Website and app data records:
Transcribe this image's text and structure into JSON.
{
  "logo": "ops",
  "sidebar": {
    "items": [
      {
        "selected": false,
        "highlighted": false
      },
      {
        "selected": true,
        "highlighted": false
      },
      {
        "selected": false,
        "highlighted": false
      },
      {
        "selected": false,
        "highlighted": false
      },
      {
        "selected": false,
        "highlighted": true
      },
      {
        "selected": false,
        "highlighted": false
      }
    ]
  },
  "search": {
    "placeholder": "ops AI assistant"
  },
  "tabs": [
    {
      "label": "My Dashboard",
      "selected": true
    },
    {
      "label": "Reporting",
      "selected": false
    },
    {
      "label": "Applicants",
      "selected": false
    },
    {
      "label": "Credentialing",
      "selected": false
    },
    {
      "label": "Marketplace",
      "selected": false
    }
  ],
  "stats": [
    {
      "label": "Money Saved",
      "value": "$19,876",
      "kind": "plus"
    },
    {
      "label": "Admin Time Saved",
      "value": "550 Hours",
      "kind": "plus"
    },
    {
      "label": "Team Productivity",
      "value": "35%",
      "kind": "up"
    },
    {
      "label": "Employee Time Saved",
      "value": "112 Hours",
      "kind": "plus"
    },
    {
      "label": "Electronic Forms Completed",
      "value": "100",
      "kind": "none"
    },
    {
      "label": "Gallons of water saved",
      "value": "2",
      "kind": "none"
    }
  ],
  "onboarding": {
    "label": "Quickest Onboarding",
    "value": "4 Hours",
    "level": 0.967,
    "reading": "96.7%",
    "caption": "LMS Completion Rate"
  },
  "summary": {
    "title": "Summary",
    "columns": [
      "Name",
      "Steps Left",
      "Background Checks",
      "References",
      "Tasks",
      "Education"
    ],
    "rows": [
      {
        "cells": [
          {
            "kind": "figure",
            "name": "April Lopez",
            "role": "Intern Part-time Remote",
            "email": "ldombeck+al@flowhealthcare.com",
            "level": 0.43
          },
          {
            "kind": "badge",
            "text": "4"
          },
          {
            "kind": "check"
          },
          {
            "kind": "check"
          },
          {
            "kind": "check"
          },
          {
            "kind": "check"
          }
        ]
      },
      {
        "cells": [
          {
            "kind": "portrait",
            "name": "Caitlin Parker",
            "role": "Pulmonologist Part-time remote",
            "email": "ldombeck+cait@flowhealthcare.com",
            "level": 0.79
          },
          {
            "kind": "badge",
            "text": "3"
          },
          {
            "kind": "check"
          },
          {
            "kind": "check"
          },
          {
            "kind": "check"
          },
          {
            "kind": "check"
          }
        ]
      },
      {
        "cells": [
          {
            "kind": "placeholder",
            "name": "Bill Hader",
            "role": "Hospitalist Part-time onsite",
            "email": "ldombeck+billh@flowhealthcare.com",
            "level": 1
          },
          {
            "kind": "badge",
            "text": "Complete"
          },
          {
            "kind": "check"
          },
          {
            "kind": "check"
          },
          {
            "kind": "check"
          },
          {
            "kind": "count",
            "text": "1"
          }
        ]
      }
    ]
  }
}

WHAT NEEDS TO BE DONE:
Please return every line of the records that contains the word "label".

ANSWER FOR THE TASK:
      "label": "My Dashboard",
      "label": "Reporting",
      "label": "Applicants",
      "label": "Credentialing",
      "label": "Marketplace",
      "label": "Money Saved",
      "label": "Admin Time Saved",
      "label": "Team Productivity",
      "label": "Employee Time Saved",
      "label": "Electronic Forms Completed",
      "label": "Gallons of water saved",
    "label": "Quickest Onboarding",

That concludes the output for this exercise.